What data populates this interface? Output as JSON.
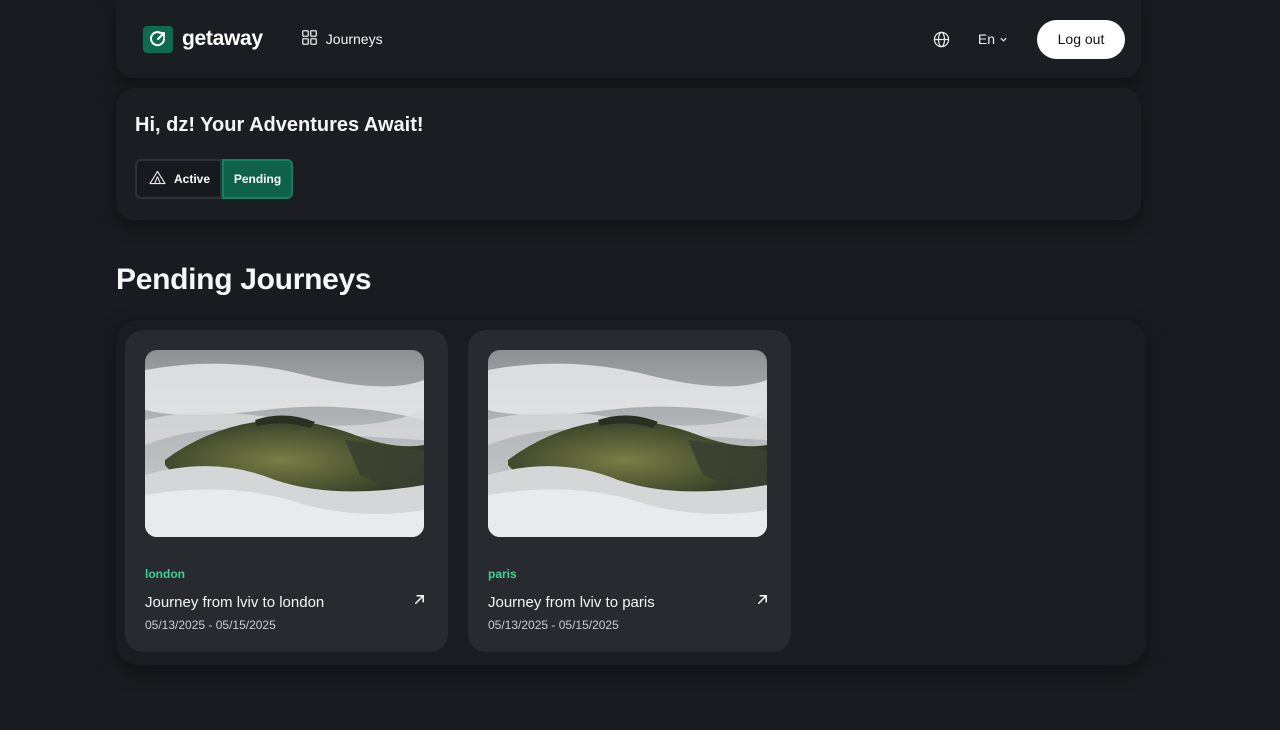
{
  "brand": {
    "name": "getaway",
    "accent": "#0f6b4d"
  },
  "nav": {
    "journeys_label": "Journeys",
    "language": "En",
    "logout_label": "Log out"
  },
  "greeting": {
    "title": "Hi, dz! Your Adventures Await!"
  },
  "tabs": [
    {
      "label": "Active",
      "icon": "tent-icon",
      "selected": false
    },
    {
      "label": "Pending",
      "selected": true
    }
  ],
  "section": {
    "title": "Pending Journeys"
  },
  "journeys": [
    {
      "destination": "london",
      "title": "Journey from lviv to london",
      "dates": "05/13/2025 - 05/15/2025",
      "image": "foggy-hill-photo"
    },
    {
      "destination": "paris",
      "title": "Journey from lviv to paris",
      "dates": "05/13/2025 - 05/15/2025",
      "image": "foggy-hill-photo"
    }
  ]
}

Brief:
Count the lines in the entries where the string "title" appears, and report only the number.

Solution to the problem:
4